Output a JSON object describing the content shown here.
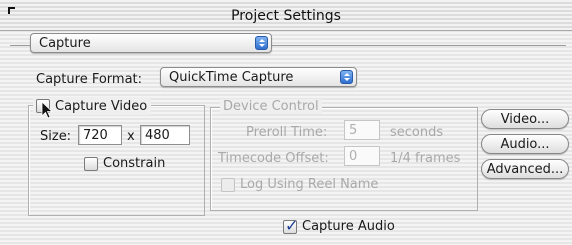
{
  "window": {
    "title": "Project Settings"
  },
  "category_popup": {
    "value": "Capture"
  },
  "capture_format": {
    "label": "Capture Format:",
    "value": "QuickTime Capture"
  },
  "capture_video": {
    "checkbox_label": "Capture Video",
    "checked": false,
    "size_label": "Size:",
    "width": "720",
    "x_label": "x",
    "height": "480",
    "constrain_label": "Constrain"
  },
  "device_control": {
    "title": "Device Control",
    "preroll_label": "Preroll Time:",
    "preroll_value": "5",
    "preroll_unit": "seconds",
    "timecode_label": "Timecode Offset:",
    "timecode_value": "0",
    "timecode_unit": "1/4 frames",
    "reel_label": "Log Using Reel Name"
  },
  "buttons": {
    "video": "Video...",
    "audio": "Audio...",
    "advanced": "Advanced..."
  },
  "capture_audio": {
    "label": "Capture Audio",
    "checked": true
  }
}
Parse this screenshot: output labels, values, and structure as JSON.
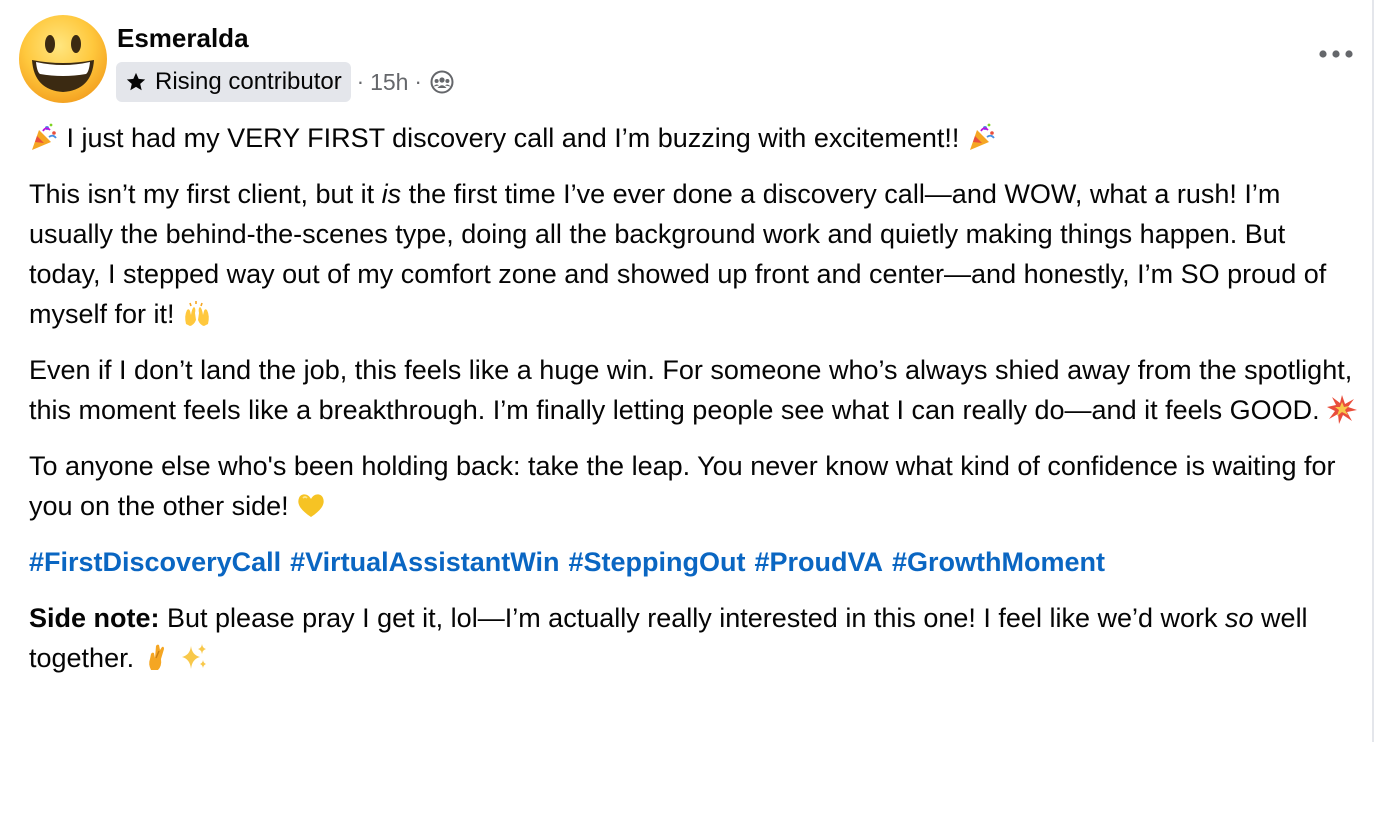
{
  "post": {
    "author": {
      "name": "Esmeralda",
      "avatar_icon": "grinning-face-emoji",
      "badge": {
        "icon": "star-icon",
        "label": "Rising contributor"
      }
    },
    "meta": {
      "separator": "·",
      "time": "15h",
      "audience_icon": "group-members-icon"
    },
    "more_icon": "more-options-icon",
    "paragraphs": {
      "p1": {
        "lead_emoji": "party-popper-emoji",
        "text": "I just had my VERY FIRST discovery call and I’m buzzing with excitement!!",
        "trail_emoji": "party-popper-emoji"
      },
      "p2": {
        "before": "This isn’t my first client, but it ",
        "italic": "is",
        "after": " the first time I’ve ever done a discovery call—and WOW, what a rush! I’m usually the behind-the-scenes type, doing all the background work and quietly making things happen. But today, I stepped way out of my comfort zone and showed up front and center—and honestly, I’m SO proud of myself for it!",
        "emoji": "raising-hands-emoji"
      },
      "p3": {
        "text": "Even if I don’t land the job, this feels like a huge win. For someone who’s always shied away from the spotlight, this moment feels like a breakthrough. I’m finally letting people see what I can really do—and it feels GOOD.",
        "emoji": "collision-emoji"
      },
      "p4": {
        "text": "To anyone else who's been holding back: take the leap. You never know what kind of confidence is waiting for you on the other side!",
        "emoji": "yellow-heart-emoji"
      },
      "hashtags": [
        "#FirstDiscoveryCall",
        "#VirtualAssistantWin",
        "#SteppingOut",
        "#ProudVA",
        "#GrowthMoment"
      ],
      "p5": {
        "label": "Side note:",
        "before": " But please pray I get it, lol—I’m actually really interested in this one! I feel like we’d work ",
        "italic": "so",
        "after": " well together.",
        "emojis": [
          "crossed-fingers-emoji",
          "sparkles-emoji"
        ]
      }
    },
    "colors": {
      "text": "#050505",
      "secondary_text": "#65676b",
      "badge_background": "#e4e6eb",
      "hashtag": "#0a66c2"
    }
  }
}
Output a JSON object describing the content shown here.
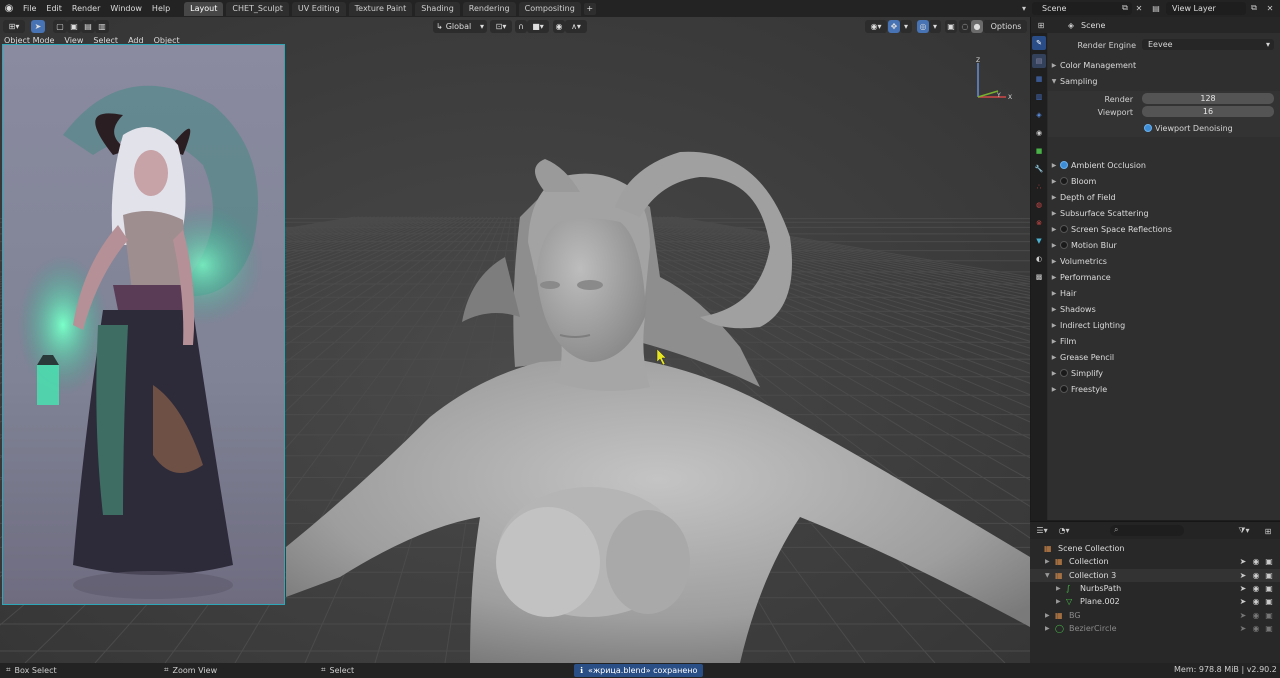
{
  "topbar": {
    "menu": [
      "File",
      "Edit",
      "Render",
      "Window",
      "Help"
    ],
    "workspaces": [
      "Layout",
      "CHET_Sculpt",
      "UV Editing",
      "Texture Paint",
      "Shading",
      "Rendering",
      "Compositing"
    ],
    "active_workspace": "Layout",
    "add_tab": "+",
    "scene": "Scene",
    "view_layer": "View Layer"
  },
  "viewport": {
    "transform_orientation": "Global",
    "options_label": "Options",
    "mode_label": "Object Mode",
    "sub_menu": [
      "View",
      "Select",
      "Add",
      "Object"
    ],
    "gizmo": {
      "x": "X",
      "y": "Y",
      "z": "Z"
    }
  },
  "properties": {
    "breadcrumb": "Scene",
    "render_engine_label": "Render Engine",
    "render_engine_value": "Eevee",
    "color_management": "Color Management",
    "sampling": "Sampling",
    "render_label": "Render",
    "render_value": "128",
    "viewport_label": "Viewport",
    "viewport_value": "16",
    "viewport_denoising": "Viewport Denoising",
    "panels": [
      {
        "label": "Ambient Occlusion",
        "toggle": "on"
      },
      {
        "label": "Bloom",
        "toggle": "off"
      },
      {
        "label": "Depth of Field",
        "toggle": "none"
      },
      {
        "label": "Subsurface Scattering",
        "toggle": "none"
      },
      {
        "label": "Screen Space Reflections",
        "toggle": "off"
      },
      {
        "label": "Motion Blur",
        "toggle": "off"
      },
      {
        "label": "Volumetrics",
        "toggle": "none"
      },
      {
        "label": "Performance",
        "toggle": "none"
      },
      {
        "label": "Hair",
        "toggle": "none"
      },
      {
        "label": "Shadows",
        "toggle": "none"
      },
      {
        "label": "Indirect Lighting",
        "toggle": "none"
      },
      {
        "label": "Film",
        "toggle": "none"
      },
      {
        "label": "Grease Pencil",
        "toggle": "none"
      },
      {
        "label": "Simplify",
        "toggle": "off"
      },
      {
        "label": "Freestyle",
        "toggle": "off"
      }
    ]
  },
  "outliner": {
    "rows": [
      {
        "label": "Scene Collection",
        "indent": 0,
        "dim": false
      },
      {
        "label": "Collection",
        "indent": 1,
        "dim": false
      },
      {
        "label": "Collection 3",
        "indent": 1,
        "dim": false
      },
      {
        "label": "NurbsPath",
        "indent": 2,
        "dim": false
      },
      {
        "label": "Plane.002",
        "indent": 2,
        "dim": false
      },
      {
        "label": "BG",
        "indent": 1,
        "dim": true
      },
      {
        "label": "BezierCircle",
        "indent": 1,
        "dim": true
      }
    ]
  },
  "status": {
    "box_select": "Box Select",
    "zoom_view": "Zoom View",
    "select": "Select",
    "notification": "«жрица.blend» сохранено",
    "mem": "Mem: 978.8 MiB | v2.90.2"
  }
}
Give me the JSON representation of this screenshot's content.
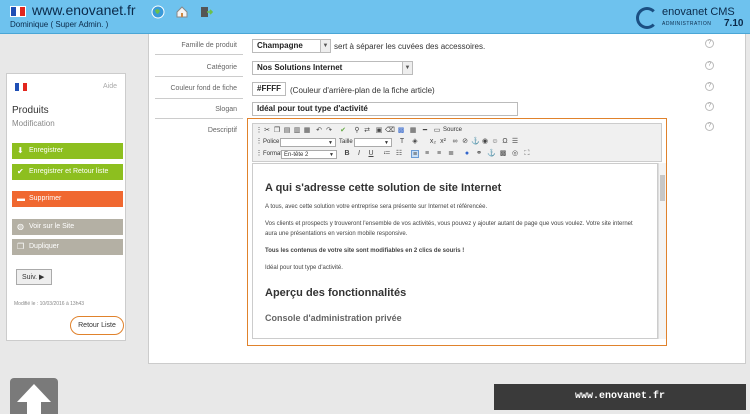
{
  "header": {
    "site": "www.enovanet.fr",
    "user": "Dominique ( Super Admin. )",
    "icons": [
      "globe-icon",
      "home-icon",
      "logout-icon"
    ],
    "brand": "enovanet CMS",
    "brand_sub": "ADMINISTRATION",
    "version": "7.10"
  },
  "form": {
    "famille": {
      "label": "Famille de produit",
      "value": "Champagne",
      "hint": "sert à séparer les cuvées des accessoires."
    },
    "categorie": {
      "label": "Catégorie",
      "value": "Nos Solutions Internet"
    },
    "couleur": {
      "label": "Couleur fond de fiche",
      "value": "#FFFF",
      "hint": "(Couleur d'arrière-plan de la fiche article)"
    },
    "slogan": {
      "label": "Slogan",
      "value": "Idéal pour tout type d'activité"
    },
    "descriptif": {
      "label": "Descriptif"
    },
    "help": "?"
  },
  "editor": {
    "source_label": "Source",
    "police_label": "Police",
    "taille_label": "Taille",
    "format_label": "Format",
    "format_value": "En-tête 2",
    "heading1": "A qui s'adresse cette solution de site Internet",
    "p1": "A tous, avec cette solution votre entreprise sera présente sur Internet et référencée.",
    "p2": "Vos clients et prospects y trouveront l'ensemble de vos activités, vous pouvez y ajouter autant de page que vous voulez. Votre site internet aura une présentations en version mobile responsive.",
    "p3": "Tous les contenus de votre site sont modifiables en 2 clics de souris !",
    "p4": "Idéal pour tout type d'activité.",
    "heading2": "Aperçu des fonctionnalités",
    "heading3": "Console d'administration privée"
  },
  "sidebar": {
    "aide": "Aide",
    "title": "Produits",
    "subtitle": "Modification",
    "btn_save": "Enregistrer",
    "btn_save_back": "Enregistrer et Retour liste",
    "btn_delete": "Supprimer",
    "btn_view": "Voir sur le Site",
    "btn_dup": "Dupliquer",
    "suiv": "Suiv. ▶",
    "modified": "Modifié le : 10/03/2016 à 13h43",
    "retour": "Retour Liste"
  },
  "footer": {
    "url": "www.enovanet.fr"
  },
  "colors": {
    "header": "#6ec2ee",
    "green": "#8dbf1f",
    "orange": "#f06830",
    "grey": "#b4b0a4",
    "accent": "#e0822c"
  }
}
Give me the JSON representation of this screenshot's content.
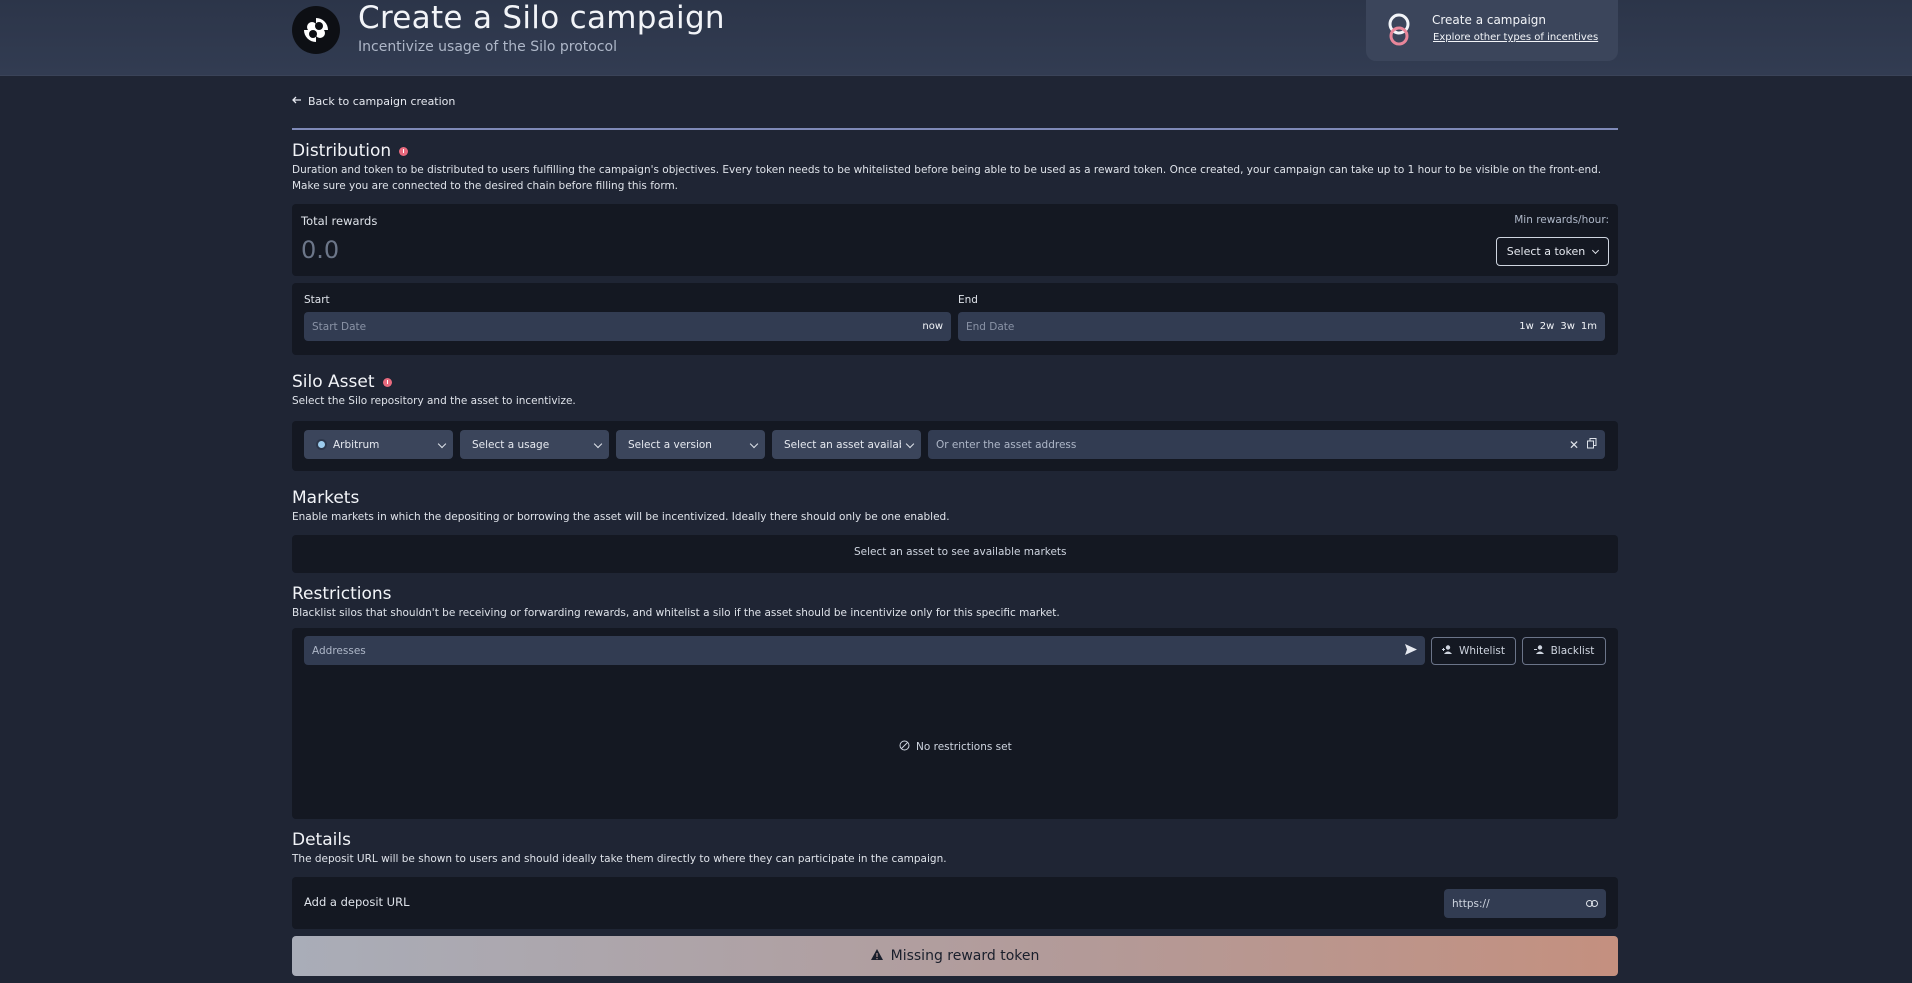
{
  "header": {
    "title": "Create a Silo campaign",
    "subtitle": "Incentivize usage of the Silo protocol",
    "card_title": "Create a campaign",
    "card_link": "Explore other types of incentives"
  },
  "back_link": "Back to campaign creation",
  "distribution": {
    "title": "Distribution",
    "description": "Duration and token to be distributed to users fulfilling the campaign's objectives. Every token needs to be whitelisted before being able to be used as a reward token. Once created, your campaign can take up to 1 hour to be visible on the front-end. Make sure you are connected to the desired chain before filling this form.",
    "total_rewards_label": "Total rewards",
    "total_rewards_value": "0.0",
    "min_rewards_label": "Min rewards/hour:",
    "select_token_label": "Select a token",
    "start_label": "Start",
    "start_placeholder": "Start Date",
    "start_now": "now",
    "end_label": "End",
    "end_placeholder": "End Date",
    "end_chips": [
      "1w",
      "2w",
      "3w",
      "1m"
    ]
  },
  "silo_asset": {
    "title": "Silo Asset",
    "description": "Select the Silo repository and the asset to incentivize.",
    "chain": "Arbitrum",
    "usage": "Select a usage",
    "version": "Select a version",
    "asset": "Select an asset available",
    "address_placeholder": "Or enter the asset address"
  },
  "markets": {
    "title": "Markets",
    "description": "Enable markets in which the depositing or borrowing the asset will be incentivized. Ideally there should only be one enabled.",
    "empty_message": "Select an asset to see available markets"
  },
  "restrictions": {
    "title": "Restrictions",
    "description": "Blacklist silos that shouldn't be receiving or forwarding rewards, and whitelist a silo if the asset should be incentivize only for this specific market.",
    "addresses_placeholder": "Addresses",
    "whitelist_label": "Whitelist",
    "blacklist_label": "Blacklist",
    "empty_message": "No restrictions set"
  },
  "details": {
    "title": "Details",
    "description": "The deposit URL will be shown to users and should ideally take them directly to where they can participate in the campaign.",
    "deposit_label": "Add a deposit URL",
    "url_placeholder": "https://"
  },
  "cta_label": "Missing reward token",
  "colors": {
    "background": "#1f2534",
    "panel": "#141822",
    "field": "#323c52",
    "accent_info": "#e86a7e",
    "divider": "#7f8ab8"
  }
}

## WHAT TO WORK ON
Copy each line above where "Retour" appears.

## REPLY TO THE EXERCISE
    "btn_save_back": "Enregistrer et Retour liste",
    "retour": "Retour Liste"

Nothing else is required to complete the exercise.